> Description of the task:
Write out the data that follows. Keep every character unchanged.
....
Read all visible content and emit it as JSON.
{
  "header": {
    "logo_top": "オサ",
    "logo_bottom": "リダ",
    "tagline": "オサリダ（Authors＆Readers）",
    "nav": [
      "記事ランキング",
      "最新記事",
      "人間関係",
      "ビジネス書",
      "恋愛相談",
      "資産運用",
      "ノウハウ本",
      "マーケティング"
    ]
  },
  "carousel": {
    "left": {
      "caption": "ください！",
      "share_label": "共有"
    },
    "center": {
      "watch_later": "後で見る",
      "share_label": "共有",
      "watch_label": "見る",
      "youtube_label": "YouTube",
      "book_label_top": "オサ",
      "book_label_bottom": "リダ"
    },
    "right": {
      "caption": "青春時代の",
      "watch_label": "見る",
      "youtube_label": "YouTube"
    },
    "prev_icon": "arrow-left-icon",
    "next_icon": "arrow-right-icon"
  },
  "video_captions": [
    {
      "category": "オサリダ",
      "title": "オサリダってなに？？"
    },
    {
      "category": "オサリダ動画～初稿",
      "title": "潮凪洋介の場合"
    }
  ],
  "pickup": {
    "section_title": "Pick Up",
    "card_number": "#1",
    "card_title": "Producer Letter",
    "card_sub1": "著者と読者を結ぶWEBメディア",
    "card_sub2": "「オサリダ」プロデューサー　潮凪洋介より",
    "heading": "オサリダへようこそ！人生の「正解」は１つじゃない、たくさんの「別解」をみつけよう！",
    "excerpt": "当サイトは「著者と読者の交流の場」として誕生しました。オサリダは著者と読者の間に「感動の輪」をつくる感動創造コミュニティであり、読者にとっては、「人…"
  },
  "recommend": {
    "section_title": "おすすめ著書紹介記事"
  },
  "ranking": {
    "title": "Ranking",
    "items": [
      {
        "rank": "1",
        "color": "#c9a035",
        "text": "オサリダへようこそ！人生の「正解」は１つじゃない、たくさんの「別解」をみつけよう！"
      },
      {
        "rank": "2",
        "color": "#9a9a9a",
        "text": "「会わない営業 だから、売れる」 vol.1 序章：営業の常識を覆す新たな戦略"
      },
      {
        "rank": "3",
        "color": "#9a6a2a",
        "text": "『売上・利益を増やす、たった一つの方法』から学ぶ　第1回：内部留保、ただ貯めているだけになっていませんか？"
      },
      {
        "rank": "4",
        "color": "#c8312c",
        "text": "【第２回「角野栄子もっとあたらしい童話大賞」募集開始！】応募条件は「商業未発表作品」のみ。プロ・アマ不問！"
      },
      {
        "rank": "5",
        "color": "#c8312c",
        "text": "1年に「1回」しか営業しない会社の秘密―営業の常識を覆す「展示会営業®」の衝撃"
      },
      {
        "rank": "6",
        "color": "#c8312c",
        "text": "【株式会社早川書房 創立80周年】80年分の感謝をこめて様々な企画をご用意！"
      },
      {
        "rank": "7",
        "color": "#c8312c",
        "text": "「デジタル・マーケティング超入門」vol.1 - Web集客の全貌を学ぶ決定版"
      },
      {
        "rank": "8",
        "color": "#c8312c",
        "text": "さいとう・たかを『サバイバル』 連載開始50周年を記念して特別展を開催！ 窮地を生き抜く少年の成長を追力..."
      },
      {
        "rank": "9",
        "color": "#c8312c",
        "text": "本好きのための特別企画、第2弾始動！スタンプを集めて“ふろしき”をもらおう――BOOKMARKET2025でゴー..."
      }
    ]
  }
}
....
> Your solution:
Read all visible content and emit it as JSON.
{
  "header": {
    "logo_top": "オサ",
    "logo_bottom": "リダ",
    "tagline": "オサリダ（Authors＆Readers）",
    "nav": [
      "記事ランキング",
      "最新記事",
      "人間関係",
      "ビジネス書",
      "恋愛相談",
      "資産運用",
      "ノウハウ本",
      "マーケティング"
    ]
  },
  "carousel": {
    "left": {
      "caption": "ください！",
      "share_label": "共有"
    },
    "center": {
      "watch_later": "後で見る",
      "share_label": "共有",
      "watch_label": "見る",
      "youtube_label": "YouTube",
      "book_label_top": "オサ",
      "book_label_bottom": "リダ"
    },
    "right": {
      "caption": "青春時代の",
      "watch_label": "見る",
      "youtube_label": "YouTube"
    },
    "prev_icon": "arrow-left-icon",
    "next_icon": "arrow-right-icon"
  },
  "video_captions": [
    {
      "category": "オサリダ",
      "title": "オサリダってなに？？"
    },
    {
      "category": "オサリダ動画～初稿",
      "title": "潮凪洋介の場合"
    }
  ],
  "pickup": {
    "section_title": "Pick Up",
    "card_number": "#1",
    "card_title": "Producer Letter",
    "card_sub1": "著者と読者を結ぶWEBメディア",
    "card_sub2": "「オサリダ」プロデューサー　潮凪洋介より",
    "heading": "オサリダへようこそ！人生の「正解」は１つじゃない、たくさんの「別解」をみつけよう！",
    "excerpt": "当サイトは「著者と読者の交流の場」として誕生しました。オサリダは著者と読者の間に「感動の輪」をつくる感動創造コミュニティであり、読者にとっては、「人…"
  },
  "recommend": {
    "section_title": "おすすめ著書紹介記事"
  },
  "ranking": {
    "title": "Ranking",
    "items": [
      {
        "rank": "1",
        "color": "#c9a035",
        "text": "オサリダへようこそ！人生の「正解」は１つじゃない、たくさんの「別解」をみつけよう！"
      },
      {
        "rank": "2",
        "color": "#9a9a9a",
        "text": "「会わない営業 だから、売れる」 vol.1 序章：営業の常識を覆す新たな戦略"
      },
      {
        "rank": "3",
        "color": "#9a6a2a",
        "text": "『売上・利益を増やす、たった一つの方法』から学ぶ　第1回：内部留保、ただ貯めているだけになっていませんか？"
      },
      {
        "rank": "4",
        "color": "#c8312c",
        "text": "【第２回「角野栄子もっとあたらしい童話大賞」募集開始！】応募条件は「商業未発表作品」のみ。プロ・アマ不問！"
      },
      {
        "rank": "5",
        "color": "#c8312c",
        "text": "1年に「1回」しか営業しない会社の秘密―営業の常識を覆す「展示会営業®」の衝撃"
      },
      {
        "rank": "6",
        "color": "#c8312c",
        "text": "【株式会社早川書房 創立80周年】80年分の感謝をこめて様々な企画をご用意！"
      },
      {
        "rank": "7",
        "color": "#c8312c",
        "text": "「デジタル・マーケティング超入門」vol.1 - Web集客の全貌を学ぶ決定版"
      },
      {
        "rank": "8",
        "color": "#c8312c",
        "text": "さいとう・たかを『サバイバル』 連載開始50周年を記念して特別展を開催！ 窮地を生き抜く少年の成長を追力..."
      },
      {
        "rank": "9",
        "color": "#c8312c",
        "text": "本好きのための特別企画、第2弾始動！スタンプを集めて“ふろしき”をもらおう――BOOKMARKET2025でゴー..."
      }
    ]
  }
}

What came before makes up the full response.